Squash, squash everywhere – zucchini, yellow crookneck squash, yellow straightneck squash, pattypan squash. What should I do with all of them?
A hundred years ago people had similar concerns. This is what an article said about summer squash in a 1922 magazine:
Is summer squash one of your favorite vegetables, or do you consider it a rather tasteless thing, to be used as Hobson’s choice, but not to be hailed with joy? . . .
Few vegetables repay so amply for the small amount of garden-plot, fertilizer, and cultivation they require. They bear heavily though the season, and do not, like so many vegetables, require to be cooked immediately after picking in order catch the finest flavor. They are delicious when properly seasoned. They are also amongst the easiest vegetable to prepare for cooking.
American Cookery (August/September, 1922)
The article also includes a recipe for Mashed Summer Squash.
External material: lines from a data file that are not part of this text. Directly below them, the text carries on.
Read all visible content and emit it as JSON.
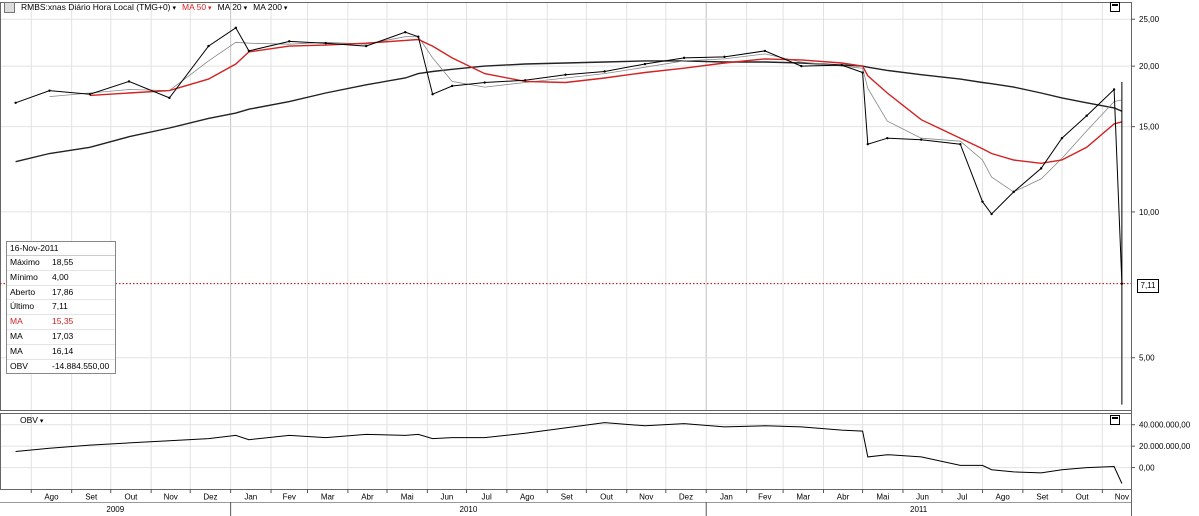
{
  "header": {
    "symbol": "RMBS:xnas Diário Hora Local (TMG+0)",
    "ma50_label": "MA 50",
    "ma20_label": "MA 20",
    "ma200_label": "MA 200"
  },
  "legend_box": {
    "date": "16-Nov-2011",
    "rows": [
      {
        "label": "Máximo",
        "value": "18,55",
        "color": "#000000"
      },
      {
        "label": "Mínimo",
        "value": "4,00",
        "color": "#000000"
      },
      {
        "label": "Aberto",
        "value": "17,86",
        "color": "#000000"
      },
      {
        "label": "Último",
        "value": "7,11",
        "color": "#000000"
      },
      {
        "label": "MA",
        "value": "15,35",
        "color": "#d22222"
      },
      {
        "label": "MA",
        "value": "17,03",
        "color": "#000000"
      },
      {
        "label": "MA",
        "value": "16,14",
        "color": "#000000"
      },
      {
        "label": "OBV",
        "value": "-14.884.550,00",
        "color": "#000000"
      }
    ]
  },
  "last_price_label": "7,11",
  "obv_panel": {
    "label": "OBV"
  },
  "colors": {
    "price": "#000000",
    "ma50": "#d22222",
    "ma20": "#888888",
    "ma200": "#222222",
    "last_line": "#c00000"
  },
  "chart_data": [
    {
      "type": "line",
      "title": "RMBS:xnas Diário Hora Local (TMG+0)",
      "scale": "log",
      "y_ticks": [
        "25,00",
        "20,00",
        "15,00",
        "10,00",
        "5,00"
      ],
      "x_month_ticks": [
        "Ago",
        "Set",
        "Out",
        "Nov",
        "Dez",
        "Jan",
        "Fev",
        "Mar",
        "Abr",
        "Mai",
        "Jun",
        "Jul",
        "Ago",
        "Set",
        "Out",
        "Nov",
        "Dez",
        "Jan",
        "Fev",
        "Mar",
        "Abr",
        "Mai",
        "Jun",
        "Jul",
        "Ago",
        "Set",
        "Out",
        "Nov"
      ],
      "x_year_ticks": [
        "2009",
        "2010",
        "2011"
      ],
      "x": [
        "2009-07-20",
        "2009-08-15",
        "2009-09-15",
        "2009-10-15",
        "2009-11-15",
        "2009-12-15",
        "2010-01-05",
        "2010-01-15",
        "2010-02-15",
        "2010-03-15",
        "2010-04-15",
        "2010-05-15",
        "2010-05-25",
        "2010-06-05",
        "2010-06-20",
        "2010-07-15",
        "2010-08-15",
        "2010-09-15",
        "2010-10-15",
        "2010-11-15",
        "2010-12-15",
        "2011-01-15",
        "2011-02-15",
        "2011-03-15",
        "2011-04-15",
        "2011-05-01",
        "2011-05-05",
        "2011-05-20",
        "2011-06-15",
        "2011-07-15",
        "2011-08-01",
        "2011-08-08",
        "2011-08-25",
        "2011-09-15",
        "2011-10-01",
        "2011-10-20",
        "2011-11-10",
        "2011-11-16"
      ],
      "series": [
        {
          "name": "",
          "values": [
            16.8,
            17.8,
            17.5,
            18.6,
            17.2,
            22.0,
            24.0,
            21.5,
            22.5,
            22.3,
            22.0,
            23.5,
            23.0,
            17.5,
            18.2,
            18.5,
            18.7,
            19.2,
            19.5,
            20.2,
            20.8,
            20.9,
            21.5,
            20.0,
            20.1,
            19.4,
            13.8,
            14.2,
            14.1,
            13.8,
            10.5,
            9.9,
            11.0,
            12.3,
            14.2,
            15.8,
            17.9,
            7.11
          ]
        },
        {
          "name": "MA 50",
          "values": [
            null,
            null,
            17.4,
            17.6,
            17.8,
            18.8,
            20.2,
            21.4,
            22.0,
            22.1,
            22.3,
            22.6,
            22.7,
            22.0,
            20.8,
            19.3,
            18.6,
            18.5,
            18.9,
            19.4,
            19.8,
            20.3,
            20.7,
            20.6,
            20.3,
            20.0,
            19.1,
            17.6,
            15.5,
            14.2,
            13.5,
            13.2,
            12.8,
            12.6,
            12.8,
            13.6,
            15.2,
            15.35
          ]
        },
        {
          "name": "MA 20",
          "values": [
            null,
            17.3,
            17.6,
            17.9,
            17.8,
            20.5,
            22.4,
            22.3,
            22.2,
            22.4,
            22.2,
            23.0,
            23.0,
            20.8,
            18.6,
            18.1,
            18.5,
            18.9,
            19.3,
            19.9,
            20.5,
            20.7,
            21.2,
            20.4,
            20.0,
            19.8,
            18.0,
            15.4,
            14.2,
            14.0,
            12.8,
            11.8,
            11.0,
            11.7,
            12.9,
            14.7,
            16.9,
            17.03
          ]
        },
        {
          "name": "MA 200",
          "values": [
            12.7,
            13.2,
            13.6,
            14.3,
            14.9,
            15.6,
            16.0,
            16.3,
            16.9,
            17.6,
            18.3,
            18.9,
            19.3,
            19.5,
            19.7,
            20.0,
            20.2,
            20.3,
            20.4,
            20.5,
            20.5,
            20.4,
            20.4,
            20.3,
            20.1,
            20.0,
            19.9,
            19.6,
            19.2,
            18.8,
            18.5,
            18.4,
            18.1,
            17.6,
            17.2,
            16.8,
            16.4,
            16.14
          ]
        }
      ]
    },
    {
      "type": "line",
      "title": "OBV",
      "y_ticks": [
        "40.000.000,00",
        "20.000.000,00",
        "0,00"
      ],
      "x": [
        "2009-07-20",
        "2009-08-15",
        "2009-09-15",
        "2009-10-15",
        "2009-11-15",
        "2009-12-15",
        "2010-01-05",
        "2010-01-15",
        "2010-02-15",
        "2010-03-15",
        "2010-04-15",
        "2010-05-15",
        "2010-05-25",
        "2010-06-05",
        "2010-06-20",
        "2010-07-15",
        "2010-08-15",
        "2010-09-15",
        "2010-10-15",
        "2010-11-15",
        "2010-12-15",
        "2011-01-15",
        "2011-02-15",
        "2011-03-15",
        "2011-04-15",
        "2011-05-01",
        "2011-05-05",
        "2011-05-20",
        "2011-06-15",
        "2011-07-15",
        "2011-08-01",
        "2011-08-08",
        "2011-08-25",
        "2011-09-15",
        "2011-10-01",
        "2011-10-20",
        "2011-11-10",
        "2011-11-16"
      ],
      "series": [
        {
          "name": "OBV",
          "values": [
            15000000,
            18000000,
            21000000,
            23000000,
            25000000,
            27000000,
            30000000,
            26000000,
            30000000,
            28000000,
            31000000,
            30000000,
            31000000,
            27000000,
            28000000,
            28000000,
            32000000,
            37000000,
            42000000,
            39000000,
            41000000,
            38000000,
            39000000,
            38000000,
            35000000,
            34000000,
            10000000,
            12000000,
            10000000,
            2000000,
            2000000,
            -2000000,
            -4000000,
            -5000000,
            -2000000,
            0,
            1000000,
            -14884550
          ]
        }
      ]
    }
  ]
}
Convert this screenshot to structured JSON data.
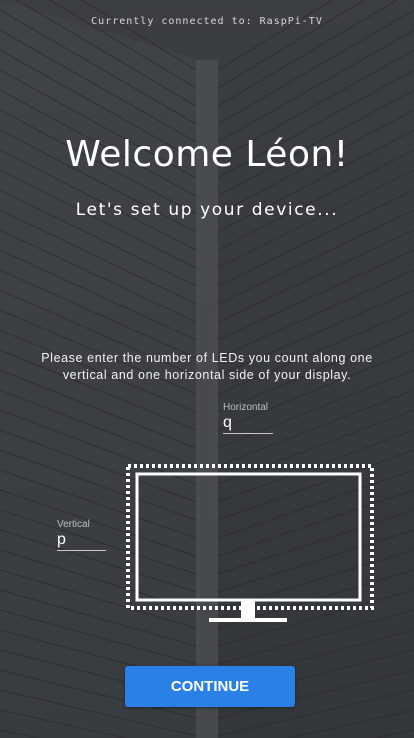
{
  "status": {
    "text": "Currently connected to: RaspPi-TV"
  },
  "header": {
    "welcome": "Welcome Léon!",
    "subtitle": "Let's set up  your device..."
  },
  "instruction": "Please enter the number of LEDs you count along one vertical and one horizontal side of your display.",
  "fields": {
    "horizontal": {
      "label": "Horizontal",
      "value": "q"
    },
    "vertical": {
      "label": "Vertical",
      "value": "p"
    }
  },
  "display_icon": "tv-monitor-icon",
  "continue_button": {
    "label": "CONTINUE",
    "color": "#2a80e6"
  },
  "colors": {
    "background": "#3a3d40",
    "accent": "#2a80e6"
  }
}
I seasoned the squash with butter and celery salt, and it made a delightful side. dish.
Here’s the original recipe:
This recipe has so many options and permutations that I didn’t know where to began: Boil the squash or steam it; Season with salt or celery salt; peel the squash or don’t.
In the end. I cut the squash into chunks, but didn’t peel, and I used a Foley mill to mash (and remove the squash skin and seeds). The resulting mashed squash was very juicy, so I then partially strained the mashed squash.
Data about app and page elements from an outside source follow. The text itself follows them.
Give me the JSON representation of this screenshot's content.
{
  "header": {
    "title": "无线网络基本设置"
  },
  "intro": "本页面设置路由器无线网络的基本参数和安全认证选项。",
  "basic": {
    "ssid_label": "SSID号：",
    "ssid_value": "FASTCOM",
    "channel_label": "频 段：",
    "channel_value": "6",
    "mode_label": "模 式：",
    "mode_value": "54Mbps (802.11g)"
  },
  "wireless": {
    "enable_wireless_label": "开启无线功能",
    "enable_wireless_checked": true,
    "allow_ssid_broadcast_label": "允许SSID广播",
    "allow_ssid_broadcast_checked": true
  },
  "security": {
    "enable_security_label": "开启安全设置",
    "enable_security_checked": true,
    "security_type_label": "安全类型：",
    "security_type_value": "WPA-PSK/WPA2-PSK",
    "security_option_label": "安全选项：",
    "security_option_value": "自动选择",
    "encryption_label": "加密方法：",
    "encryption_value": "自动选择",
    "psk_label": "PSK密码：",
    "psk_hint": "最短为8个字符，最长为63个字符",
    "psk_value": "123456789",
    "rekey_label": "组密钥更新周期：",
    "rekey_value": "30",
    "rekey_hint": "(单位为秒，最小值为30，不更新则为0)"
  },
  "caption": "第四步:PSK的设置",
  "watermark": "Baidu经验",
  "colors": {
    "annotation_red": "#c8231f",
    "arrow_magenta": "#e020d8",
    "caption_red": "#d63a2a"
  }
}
Here’s how I made the recipe:
Mashed Summer Squash
5 cups, diced or sliced summer squash
1/2 teaspoons celery salt
1 tablespoon butter
Put squash in saucepan, cover with water, and bring to a boil using high heat. Reduce heat and simmer until tender (about 5-7 minutes). Remove from heat and drain. Press through a strainer or sieve. (I used a Foley mill.)
If the mashed squash is too juicy, partially strain until squash is the desired consistency. Then put in a dish and serve.